For the x direction, the distance from the hall effect sensors to the magnet spacer was 75 millimeters for the x direction, 95 millimeters from the y direction, and 34 millimeters for the z direction. Base on the strength and dimensions of the magnet, as well as the distance from the magnet to the corresponding hall sensor, we were able to calculate the theoretical magnetic flux density upper bound at each hall sensor. For the x, y, and z directions, the theoretical magnetic flux density was 22 millitesla, 12.5 millitesla, and 102 millitesla with the higher flux density for the z direction being the result of the short distance from the magnet to the hall effect sensor.
In these conditions, the sensed magnetic flux density for each orientation was greater than the operating point of the DRV5033. As a result, theoretically, we should be able to detect the magnetic field using the DRV5033HA for the test magnet. In fact, even if the magnet's strength is reduced 0.8 tesla, assuming the same case and magnet dimensions, each hall sensor would still be able to detect the resulting magnetic field. For the DRB503X devices, there are various sensitivity options.
A similar set of calculations that can be used for verifying a particular device variant would be the proper sensitivity based off of different magnet or different distances. To test the calculations, we applied the magnet to the case. This video shows the testing performed. For the first test, the magnet is placed in the y orientation with respect to the case. For this test, you see that the yellow LCD turns on as expected.
After testing the y orientation, we then test the z orientation. Once the magnet is placed in the z orientation with respect to the case, the corresponding orange LED turns on as expected. Finally, we test the x orientation. Once the magnet is placed in the x orientation with respect to the case, the green LED turns on as expected.
In the video, you could see the proper hall effect sensor LED turned on for each orientation. We showed that to the DRV5033HA device had the proper sensitivity to sense a strong magnetic field from the applied magnet.

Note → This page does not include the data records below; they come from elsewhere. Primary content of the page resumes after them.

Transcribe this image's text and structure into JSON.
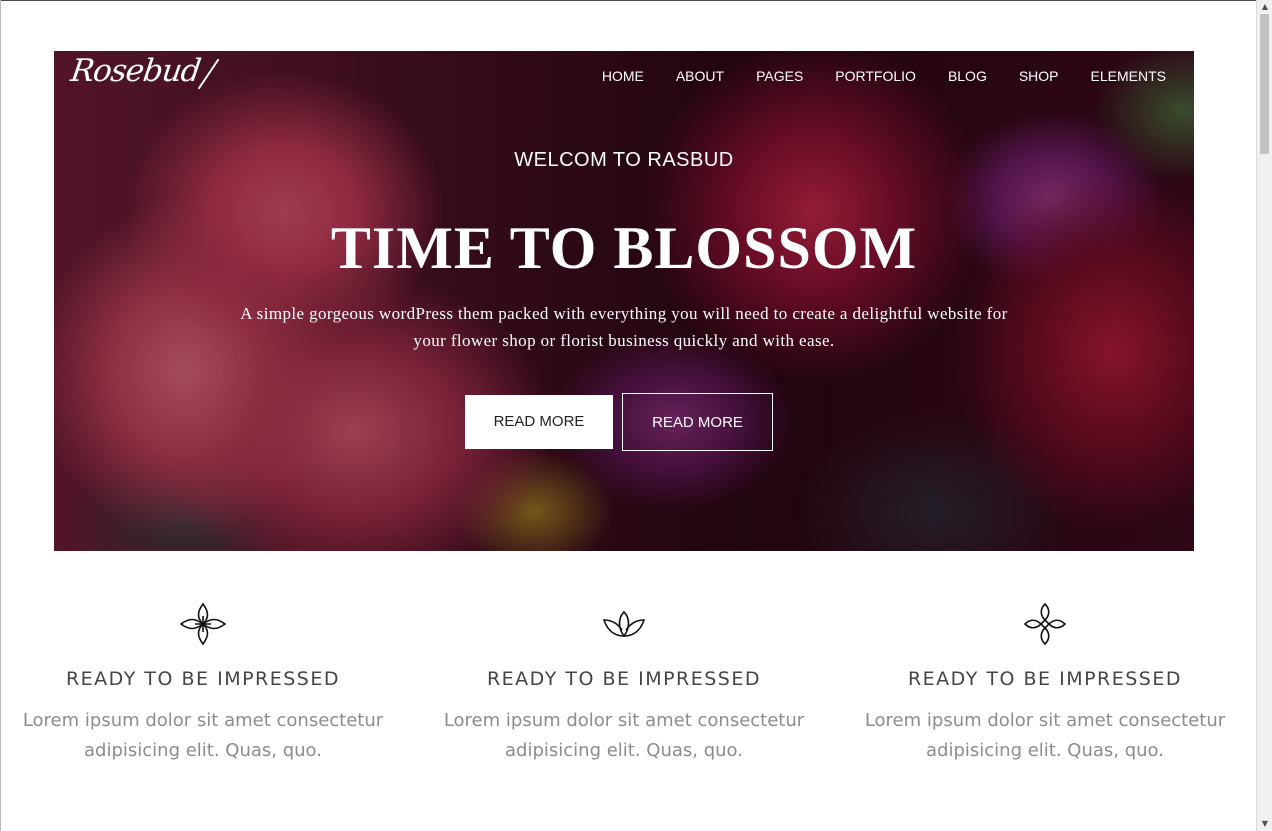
{
  "header": {
    "logo_text": "Rosebud",
    "nav": [
      "HOME",
      "ABOUT",
      "PAGES",
      "PORTFOLIO",
      "BLOG",
      "SHOP",
      "ELEMENTS"
    ]
  },
  "hero": {
    "welcome": "WELCOM TO RASBUD",
    "title": "TIME TO BLOSSOM",
    "description": "A simple gorgeous wordPress them packed with everything you will need to create a delightful website for your flower shop or florist business quickly and with ease.",
    "button_primary": "READ MORE",
    "button_secondary": "READ MORE"
  },
  "features": [
    {
      "icon": "four-petal-flower-icon",
      "title": "READY TO BE IMPRESSED",
      "text": "Lorem ipsum dolor sit amet consectetur adipisicing elit. Quas, quo."
    },
    {
      "icon": "lotus-icon",
      "title": "READY TO BE IMPRESSED",
      "text": "Lorem ipsum dolor sit amet consectetur adipisicing elit. Quas, quo."
    },
    {
      "icon": "diamond-flower-icon",
      "title": "READY TO BE IMPRESSED",
      "text": "Lorem ipsum dolor sit amet consectetur adipisicing elit. Quas, quo."
    }
  ],
  "colors": {
    "text_dark": "#454545",
    "text_muted": "#8c8c8c",
    "hero_overlay": "#2a0712"
  }
}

To summarize the magnetic tamper protection part of this training, magnetic tampering is one of the most common ways to tamper with a meter. This is dealt with by first detecting strong magnetic fields so that the appropriate action can be taken, such as applying a penalty fee to the customer for trying to tamper with it. Hall sensors can be used for detecting the strong magnetic fields. When using hall sensors, two through-hole packages and one surface mount package are used to sense across three dimensions.
This will allow sensing strong magnets regardless of how they are oriented on the case. The TIDA-00839 TI design shows how the DRV5033 can be used to detect strong magnetic fields in all three directions. In this design, we do cycle the DRV5033 to reduce the average current consumption to be less than 2 microamps at a sensing frequency of 4 times per second. This low current consumption allows running the design off of a battery for an extended amount of time. By doing additional magnetic tests with this board in our e-meter case, we showed that the DRV5033 had the proper sensitivity to detect magnetic tampering.
April 12, 2017
This module discusses magnetic tampering tests that were performed on the TIDA-00839 reference design to show that the DRV5033 has the proper sensitivity to detect magnetic tampering for e-meters. A video of the conducted magnetic tamper tests is shown. This module concludes by summarizing this module as well as the other module in the “Detecting magnetic tampering using Hall-effect sensors” section of the “Anti-tamper techniques to thwart attacks on smart meters” training series.
This course is also a part of the following series